A Pediatric Dentist Offers Tips to Maintain Good Oral Hygiene

Practice Good Oral Hygiene - Epic Dentistry for Kids

As most parents know, getting your child to listen to you isn’t always an easy task, and neither is asking them to take care of their teeth and oral hygiene! As difficult as it is to get your kids to perform these tasks, it is vital to make sure your children start their oral care routine while they are young. To that end, your trusted pediatric dentist, Dr. Patterson, prepared a useful guide touching on the importance of good oral hygiene.

Regrettably, lacking oral hygiene results in many dental health problems suffered by young children here in the US. As a pediatric dentistry center, we want to make sure we do our role in promoting good dental hygiene and helping young patients develop good dental care habits to prevent further complications.

Why a Pediatric Dentist Worries About Good Oral Hygiene

Here in the US, about 42% of children aged 2 to 11 have dental caries in their primary teeth. That makes tooth decay one of the most common chronic diseases in America, and this is just for young kids who don’t even have all their permanent teeth.

Dental cavities and gum disease are widespread, and these dental health complications can eventually result in severe problems. Younger kids who prematurely lose baby teeth are at an increased risk of developing orthodontic problems in their teens.

Prematurely losing primary teeth and having malaligned permanent ones can severely impact your child’s development. Learning how to speak becomes more challenging, and this also impacts a child’s overall learning ability. Missing teeth may also cause self-esteem issues, affecting your child’s social skills as they grow up.

Periodontal disease may also result in additional complications as bacterial infections spread through your child’s bloodstream to other parts of their system.

Like you can see, there are many reasons why a pediatric dentist would show some concern if they notice your child appears to have bad oral hygiene habits. But all is not lost, and the important thing is we act according to the child’s current status. Remember that preventing dental complications is always easier, cheaper, and overall better than correcting them according to the World Health Organization (WHO).

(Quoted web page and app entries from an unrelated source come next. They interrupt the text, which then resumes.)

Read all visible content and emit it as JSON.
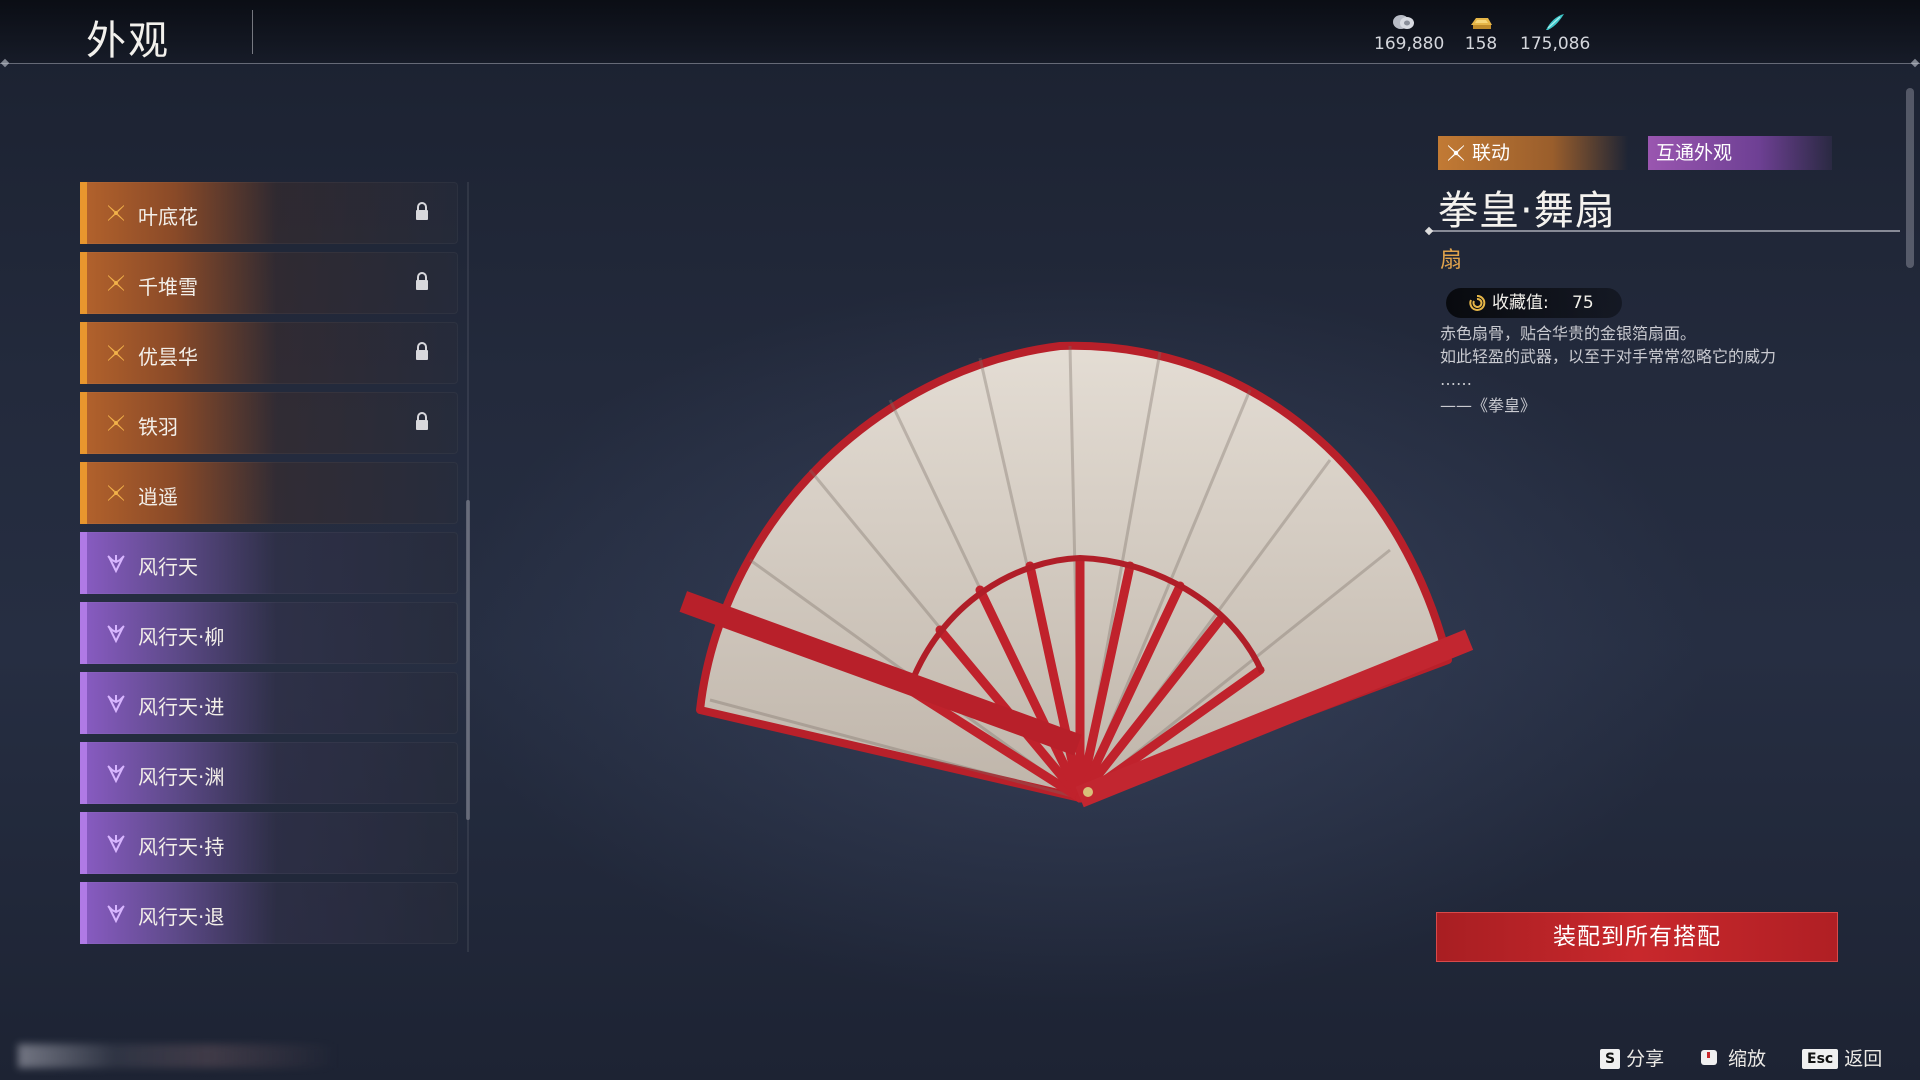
{
  "header": {
    "title": "外观",
    "currencies": [
      {
        "icon": "silver-coin-icon",
        "value": "169,880"
      },
      {
        "icon": "gold-ingot-icon",
        "value": "158"
      },
      {
        "icon": "jade-feather-icon",
        "value": "175,086"
      }
    ]
  },
  "list": {
    "items": [
      {
        "label": "叶底花",
        "rarity": "orange",
        "icon": "collab-star-icon",
        "locked": true
      },
      {
        "label": "千堆雪",
        "rarity": "orange",
        "icon": "collab-star-icon",
        "locked": true
      },
      {
        "label": "优昙华",
        "rarity": "orange",
        "icon": "collab-star-icon",
        "locked": true
      },
      {
        "label": "铁羽",
        "rarity": "orange",
        "icon": "collab-star-icon",
        "locked": true
      },
      {
        "label": "逍遥",
        "rarity": "orange",
        "icon": "collab-star-icon",
        "locked": false
      },
      {
        "label": "风行天",
        "rarity": "purple",
        "icon": "purple-flower-icon",
        "locked": false
      },
      {
        "label": "风行天·柳",
        "rarity": "purple",
        "icon": "purple-flower-icon",
        "locked": false
      },
      {
        "label": "风行天·进",
        "rarity": "purple",
        "icon": "purple-flower-icon",
        "locked": false
      },
      {
        "label": "风行天·渊",
        "rarity": "purple",
        "icon": "purple-flower-icon",
        "locked": false
      },
      {
        "label": "风行天·持",
        "rarity": "purple",
        "icon": "purple-flower-icon",
        "locked": false
      },
      {
        "label": "风行天·退",
        "rarity": "purple",
        "icon": "purple-flower-icon",
        "locked": false
      }
    ]
  },
  "detail": {
    "tag_collab": "联动",
    "tag_shared": "互通外观",
    "name": "拳皇·舞扇",
    "type": "扇",
    "collect_label": "收藏值:",
    "collect_value": "75",
    "desc_line1": "赤色扇骨，贴合华贵的金银箔扇面。",
    "desc_line2": "如此轻盈的武器，以至于对手常常忽略它的威力",
    "desc_line3": "……",
    "source": "——《拳皇》"
  },
  "equip_button": "装配到所有搭配",
  "hints": {
    "share_key": "S",
    "share_label": "分享",
    "zoom_label": "缩放",
    "back_key": "Esc",
    "back_label": "返回"
  },
  "colors": {
    "orange": "#e8962e",
    "purple": "#b07ae6",
    "accent_red": "#c8282c",
    "type_gold": "#e0a34c"
  }
}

Visit the Pediatric Dentist Regularly

Our own American Association of Pediatric Dentists recommends you schedule an appointment with a professional by your child’s first birthday. The idea is to have additional help when supervising your baby’s oral health progress and development. Consulting with a dental health professional also helps determine if your kid will need any additional procedures in the future.

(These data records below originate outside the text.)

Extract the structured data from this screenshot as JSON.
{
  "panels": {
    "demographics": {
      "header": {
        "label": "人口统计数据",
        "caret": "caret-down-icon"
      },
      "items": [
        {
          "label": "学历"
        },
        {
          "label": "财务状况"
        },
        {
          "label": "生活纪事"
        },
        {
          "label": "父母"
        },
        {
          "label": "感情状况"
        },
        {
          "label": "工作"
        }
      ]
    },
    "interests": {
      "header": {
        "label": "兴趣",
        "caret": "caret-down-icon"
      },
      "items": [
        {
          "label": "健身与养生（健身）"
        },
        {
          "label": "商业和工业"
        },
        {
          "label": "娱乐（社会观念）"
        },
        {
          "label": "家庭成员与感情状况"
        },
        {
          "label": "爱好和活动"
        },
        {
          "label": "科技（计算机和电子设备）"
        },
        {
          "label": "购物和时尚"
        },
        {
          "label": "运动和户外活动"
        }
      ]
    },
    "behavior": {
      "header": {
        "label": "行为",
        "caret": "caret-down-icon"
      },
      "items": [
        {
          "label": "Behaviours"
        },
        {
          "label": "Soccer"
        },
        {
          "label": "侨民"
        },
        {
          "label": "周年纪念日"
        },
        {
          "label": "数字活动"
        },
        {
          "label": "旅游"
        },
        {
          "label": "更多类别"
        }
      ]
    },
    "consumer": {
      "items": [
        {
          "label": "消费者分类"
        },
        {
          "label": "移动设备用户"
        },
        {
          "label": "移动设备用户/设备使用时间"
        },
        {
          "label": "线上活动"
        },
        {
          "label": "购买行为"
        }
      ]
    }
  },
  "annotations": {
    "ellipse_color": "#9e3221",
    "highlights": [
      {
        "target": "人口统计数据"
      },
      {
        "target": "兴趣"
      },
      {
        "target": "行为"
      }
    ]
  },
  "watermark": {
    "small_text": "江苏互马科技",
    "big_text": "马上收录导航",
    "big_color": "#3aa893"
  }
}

Regular visits to the dentist will help spot any problems like dental cavities as soon as they appear avoiding the need for other costly restorative treatments.

In our case, you can also rely on Dr. Patterson to help with your child’s dental development all the way through their teens. We can start work early to avoid major orthodontic complications and significantly reduce treatment length during your child’s teen years. If your kid has severe jaw structure developmental complications, Dr. Patterson is specially trained to perform invasive surgical procedures aiming to improve the patient’s health.

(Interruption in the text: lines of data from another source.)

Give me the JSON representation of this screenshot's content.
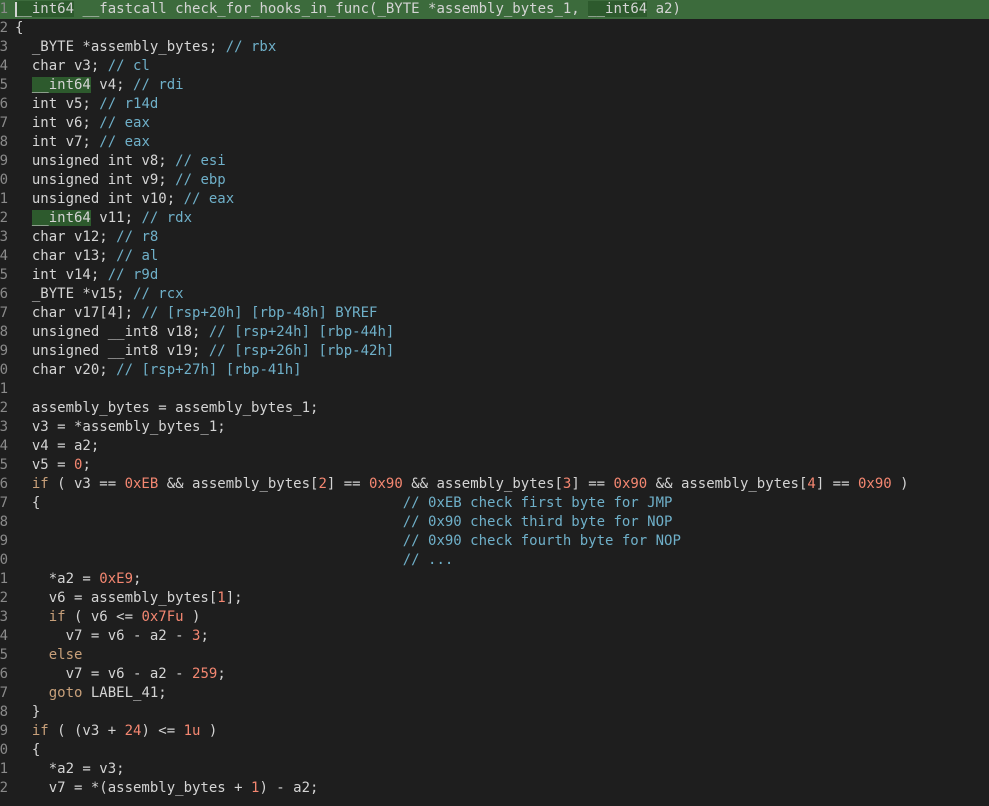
{
  "editor": {
    "language": "c-pseudocode",
    "colors": {
      "background": "#1e1e1e",
      "default": "#d4d4d4",
      "keyword": "#c8a07a",
      "number": "#f48771",
      "comment": "#6fb0c9",
      "highlight_line": "#3c6b3c",
      "highlight_token": "#2d5a2d",
      "line_number": "#8a8a8a"
    },
    "lines": [
      {
        "num": "1",
        "highlight": true,
        "tokens": [
          {
            "t": "__int64",
            "c": "type_hl"
          },
          {
            "t": " __fastcall check_for_hooks_in_func(_BYTE *assembly_bytes_1, ",
            "c": "default"
          },
          {
            "t": "__int64",
            "c": "type_hl"
          },
          {
            "t": " a2)",
            "c": "default"
          }
        ]
      },
      {
        "num": "2",
        "tokens": [
          {
            "t": "{",
            "c": "default"
          }
        ]
      },
      {
        "num": "3",
        "tokens": [
          {
            "t": "  _BYTE *assembly_bytes; ",
            "c": "default"
          },
          {
            "t": "// rbx",
            "c": "comment"
          }
        ]
      },
      {
        "num": "4",
        "tokens": [
          {
            "t": "  char v3; ",
            "c": "default"
          },
          {
            "t": "// cl",
            "c": "comment"
          }
        ]
      },
      {
        "num": "5",
        "tokens": [
          {
            "t": "  ",
            "c": "default"
          },
          {
            "t": "__int64",
            "c": "type_hl"
          },
          {
            "t": " v4; ",
            "c": "default"
          },
          {
            "t": "// rdi",
            "c": "comment"
          }
        ]
      },
      {
        "num": "6",
        "tokens": [
          {
            "t": "  int v5; ",
            "c": "default"
          },
          {
            "t": "// r14d",
            "c": "comment"
          }
        ]
      },
      {
        "num": "7",
        "tokens": [
          {
            "t": "  int v6; ",
            "c": "default"
          },
          {
            "t": "// eax",
            "c": "comment"
          }
        ]
      },
      {
        "num": "8",
        "tokens": [
          {
            "t": "  int v7; ",
            "c": "default"
          },
          {
            "t": "// eax",
            "c": "comment"
          }
        ]
      },
      {
        "num": "9",
        "tokens": [
          {
            "t": "  unsigned int v8; ",
            "c": "default"
          },
          {
            "t": "// esi",
            "c": "comment"
          }
        ]
      },
      {
        "num": "0",
        "tokens": [
          {
            "t": "  unsigned int v9; ",
            "c": "default"
          },
          {
            "t": "// ebp",
            "c": "comment"
          }
        ]
      },
      {
        "num": "1",
        "tokens": [
          {
            "t": "  unsigned int v10; ",
            "c": "default"
          },
          {
            "t": "// eax",
            "c": "comment"
          }
        ]
      },
      {
        "num": "2",
        "tokens": [
          {
            "t": "  ",
            "c": "default"
          },
          {
            "t": "__int64",
            "c": "type_hl"
          },
          {
            "t": " v11; ",
            "c": "default"
          },
          {
            "t": "// rdx",
            "c": "comment"
          }
        ]
      },
      {
        "num": "3",
        "tokens": [
          {
            "t": "  char v12; ",
            "c": "default"
          },
          {
            "t": "// r8",
            "c": "comment"
          }
        ]
      },
      {
        "num": "4",
        "tokens": [
          {
            "t": "  char v13; ",
            "c": "default"
          },
          {
            "t": "// al",
            "c": "comment"
          }
        ]
      },
      {
        "num": "5",
        "tokens": [
          {
            "t": "  int v14; ",
            "c": "default"
          },
          {
            "t": "// r9d",
            "c": "comment"
          }
        ]
      },
      {
        "num": "6",
        "tokens": [
          {
            "t": "  _BYTE *v15; ",
            "c": "default"
          },
          {
            "t": "// rcx",
            "c": "comment"
          }
        ]
      },
      {
        "num": "7",
        "tokens": [
          {
            "t": "  char v17[4]; ",
            "c": "default"
          },
          {
            "t": "// [rsp+20h] [rbp-48h] BYREF",
            "c": "comment"
          }
        ]
      },
      {
        "num": "8",
        "tokens": [
          {
            "t": "  unsigned __int8 v18; ",
            "c": "default"
          },
          {
            "t": "// [rsp+24h] [rbp-44h]",
            "c": "comment"
          }
        ]
      },
      {
        "num": "9",
        "tokens": [
          {
            "t": "  unsigned __int8 v19; ",
            "c": "default"
          },
          {
            "t": "// [rsp+26h] [rbp-42h]",
            "c": "comment"
          }
        ]
      },
      {
        "num": "0",
        "tokens": [
          {
            "t": "  char v20; ",
            "c": "default"
          },
          {
            "t": "// [rsp+27h] [rbp-41h]",
            "c": "comment"
          }
        ]
      },
      {
        "num": "1",
        "tokens": []
      },
      {
        "num": "2",
        "tokens": [
          {
            "t": "  assembly_bytes = assembly_bytes_1;",
            "c": "default"
          }
        ]
      },
      {
        "num": "3",
        "tokens": [
          {
            "t": "  v3 = *assembly_bytes_1;",
            "c": "default"
          }
        ]
      },
      {
        "num": "4",
        "tokens": [
          {
            "t": "  v4 = a2;",
            "c": "default"
          }
        ]
      },
      {
        "num": "5",
        "tokens": [
          {
            "t": "  v5 = ",
            "c": "default"
          },
          {
            "t": "0",
            "c": "number"
          },
          {
            "t": ";",
            "c": "default"
          }
        ]
      },
      {
        "num": "6",
        "tokens": [
          {
            "t": "  ",
            "c": "default"
          },
          {
            "t": "if",
            "c": "keyword"
          },
          {
            "t": " ( v3 == ",
            "c": "default"
          },
          {
            "t": "0xEB",
            "c": "number"
          },
          {
            "t": " && assembly_bytes[",
            "c": "default"
          },
          {
            "t": "2",
            "c": "number"
          },
          {
            "t": "] == ",
            "c": "default"
          },
          {
            "t": "0x90",
            "c": "number"
          },
          {
            "t": " && assembly_bytes[",
            "c": "default"
          },
          {
            "t": "3",
            "c": "number"
          },
          {
            "t": "] == ",
            "c": "default"
          },
          {
            "t": "0x90",
            "c": "number"
          },
          {
            "t": " && assembly_bytes[",
            "c": "default"
          },
          {
            "t": "4",
            "c": "number"
          },
          {
            "t": "] == ",
            "c": "default"
          },
          {
            "t": "0x90",
            "c": "number"
          },
          {
            "t": " )",
            "c": "default"
          }
        ]
      },
      {
        "num": "7",
        "tokens": [
          {
            "t": "  {                                           ",
            "c": "default"
          },
          {
            "t": "// 0xEB check first byte for JMP",
            "c": "comment"
          }
        ]
      },
      {
        "num": "8",
        "tokens": [
          {
            "t": "                                              ",
            "c": "default"
          },
          {
            "t": "// 0x90 check third byte for NOP",
            "c": "comment"
          }
        ]
      },
      {
        "num": "9",
        "tokens": [
          {
            "t": "                                              ",
            "c": "default"
          },
          {
            "t": "// 0x90 check fourth byte for NOP",
            "c": "comment"
          }
        ]
      },
      {
        "num": "0",
        "tokens": [
          {
            "t": "                                              ",
            "c": "default"
          },
          {
            "t": "// ...",
            "c": "comment"
          }
        ]
      },
      {
        "num": "1",
        "tokens": [
          {
            "t": "    *a2 = ",
            "c": "default"
          },
          {
            "t": "0xE9",
            "c": "number"
          },
          {
            "t": ";",
            "c": "default"
          }
        ]
      },
      {
        "num": "2",
        "tokens": [
          {
            "t": "    v6 = assembly_bytes[",
            "c": "default"
          },
          {
            "t": "1",
            "c": "number"
          },
          {
            "t": "];",
            "c": "default"
          }
        ]
      },
      {
        "num": "3",
        "tokens": [
          {
            "t": "    ",
            "c": "default"
          },
          {
            "t": "if",
            "c": "keyword"
          },
          {
            "t": " ( v6 <= ",
            "c": "default"
          },
          {
            "t": "0x7Fu",
            "c": "number"
          },
          {
            "t": " )",
            "c": "default"
          }
        ]
      },
      {
        "num": "4",
        "tokens": [
          {
            "t": "      v7 = v6 - a2 - ",
            "c": "default"
          },
          {
            "t": "3",
            "c": "number"
          },
          {
            "t": ";",
            "c": "default"
          }
        ]
      },
      {
        "num": "5",
        "tokens": [
          {
            "t": "    ",
            "c": "default"
          },
          {
            "t": "else",
            "c": "keyword"
          }
        ]
      },
      {
        "num": "6",
        "tokens": [
          {
            "t": "      v7 = v6 - a2 - ",
            "c": "default"
          },
          {
            "t": "259",
            "c": "number"
          },
          {
            "t": ";",
            "c": "default"
          }
        ]
      },
      {
        "num": "7",
        "tokens": [
          {
            "t": "    ",
            "c": "default"
          },
          {
            "t": "goto",
            "c": "keyword"
          },
          {
            "t": " LABEL_41;",
            "c": "label"
          }
        ]
      },
      {
        "num": "8",
        "tokens": [
          {
            "t": "  }",
            "c": "default"
          }
        ]
      },
      {
        "num": "9",
        "tokens": [
          {
            "t": "  ",
            "c": "default"
          },
          {
            "t": "if",
            "c": "keyword"
          },
          {
            "t": " ( (v3 + ",
            "c": "default"
          },
          {
            "t": "24",
            "c": "number"
          },
          {
            "t": ") <= ",
            "c": "default"
          },
          {
            "t": "1u",
            "c": "number"
          },
          {
            "t": " )",
            "c": "default"
          }
        ]
      },
      {
        "num": "0",
        "tokens": [
          {
            "t": "  {",
            "c": "default"
          }
        ]
      },
      {
        "num": "1",
        "tokens": [
          {
            "t": "    *a2 = v3;",
            "c": "default"
          }
        ]
      },
      {
        "num": "2",
        "tokens": [
          {
            "t": "    v7 = *(assembly_bytes + ",
            "c": "default"
          },
          {
            "t": "1",
            "c": "number"
          },
          {
            "t": ") - a2;",
            "c": "default"
          }
        ]
      }
    ]
  }
}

All this is even easier for your child if they start visiting a pediatric dentist from a young age, strengthening the bond between a patient and their dentist thanks to that special training in pediatrics.

Limit Certain Foods and Drinks

As a child’s teeth are developing, overly sugary and acidic foods can cause a lot of harm to their enamel and health. Although many people typically think the only drink that should be avoided is soda, other drinks like artificial fruit juices and sports drinks can also be harmful to teeth because of their high sugar content. You do not have to eliminate these drinks from your child’s diet, but it is a good idea to limit them. The main beverages that your child should be drinking are water and milk.

It is important to remember that young children develop good habits when they are taught them and when they see others doing the same. As a parent, it is good to teach your child discipline and show them the correct way to do things. This is how children will follow your daily routine and try to mimic it. If you show them that brushing twice a day and flossing each night as a family can be fun, they will be more likely to participate in the activity! It is also essential to teach them the reason behind these actions to understand why they are doing them.

Health Complications Due to Poor Oral Hygiene

Come back next time as we continue our discussion on how helping your child develop good oral hygiene habits can help prevent other common dental health complications.

Contact Epic Dentistry for Kids

If you’d like to learn more about the dental services we offer, give us a call at (720)-644-1111 or fill out this form.